Does anyone remember that repulsive line from the early years of new labour - "joined up government"? There might be a need for the Bank of England to consider whether it is operating "joined up monetary policy." Some recent innovations in policy look a tadge contradictory.
Consider the great economic problem of the day - the interbank market. We are told that banks don't want to borrow to each other. It is all too risky, with banks not knowing whether there are other NRKs and B&Bs lurking on the high street.
On the face of it, it seems true. A quick look at the consolidated accounts of the UK banks will show that the volume of interbank lending has fallen dramatically since August 2007. However, if you sit back and ponder on this problem, it becomes a lot more murky.
Think for a moment about supply and demand. If the price of something goes up and the quantity traded goes down, this means that supply has fallen. In the case of the interbank market, the price is the LIBOR interest rate, and the quantity traded is the volume of interbank loans, which is the spare cash that banks are holding on a short term basis.
This raises an interesting question - where did the supply of loans to the interbank market go. In other words, where are UK banks holding their spare cash? Are they sticking it some offshore account abroad. Are they holding the cash in the bank vaults. Where did the interbank market go.
The answer is a shocker. Banks are sticking their spare cash into the Bank of England. Yes, the Bank of England isn't just a central bank, it is a bank to the commercial banks.
On the balance sheet of the Bank of England, there is something called Reserve Balances. These are short term commercial bank deposits. Since the credit crisis, banks have parked their cash there rather than lend to each other.

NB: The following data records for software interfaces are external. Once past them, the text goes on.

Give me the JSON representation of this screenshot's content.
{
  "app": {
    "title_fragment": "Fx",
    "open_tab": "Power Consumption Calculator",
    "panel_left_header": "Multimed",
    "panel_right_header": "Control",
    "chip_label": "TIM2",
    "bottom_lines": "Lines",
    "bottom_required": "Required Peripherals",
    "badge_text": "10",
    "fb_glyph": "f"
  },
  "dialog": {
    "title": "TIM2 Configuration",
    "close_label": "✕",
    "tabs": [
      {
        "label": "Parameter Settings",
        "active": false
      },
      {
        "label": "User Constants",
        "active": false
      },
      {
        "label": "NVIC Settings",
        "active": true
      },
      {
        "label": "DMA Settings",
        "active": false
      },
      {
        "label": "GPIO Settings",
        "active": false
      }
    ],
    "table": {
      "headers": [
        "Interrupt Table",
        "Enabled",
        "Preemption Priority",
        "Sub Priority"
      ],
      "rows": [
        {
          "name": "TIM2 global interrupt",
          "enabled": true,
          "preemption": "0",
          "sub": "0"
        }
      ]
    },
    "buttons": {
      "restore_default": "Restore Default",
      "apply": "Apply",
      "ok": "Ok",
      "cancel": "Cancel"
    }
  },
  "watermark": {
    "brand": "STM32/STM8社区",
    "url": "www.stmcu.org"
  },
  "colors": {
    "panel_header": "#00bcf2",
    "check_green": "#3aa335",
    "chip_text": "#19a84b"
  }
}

So, we have the crazy situation of banks complaining about tight liquidity, the Bank of England lending huge amounts of cash to beleagured banks, while at the same time, taking huge deposits of cash from the banking system.
Here is simple idea, why doesn't the Bank of England stop taking deposits from commercial banks and see what happens. Perhaps the banks might take a chance and start lending to each other.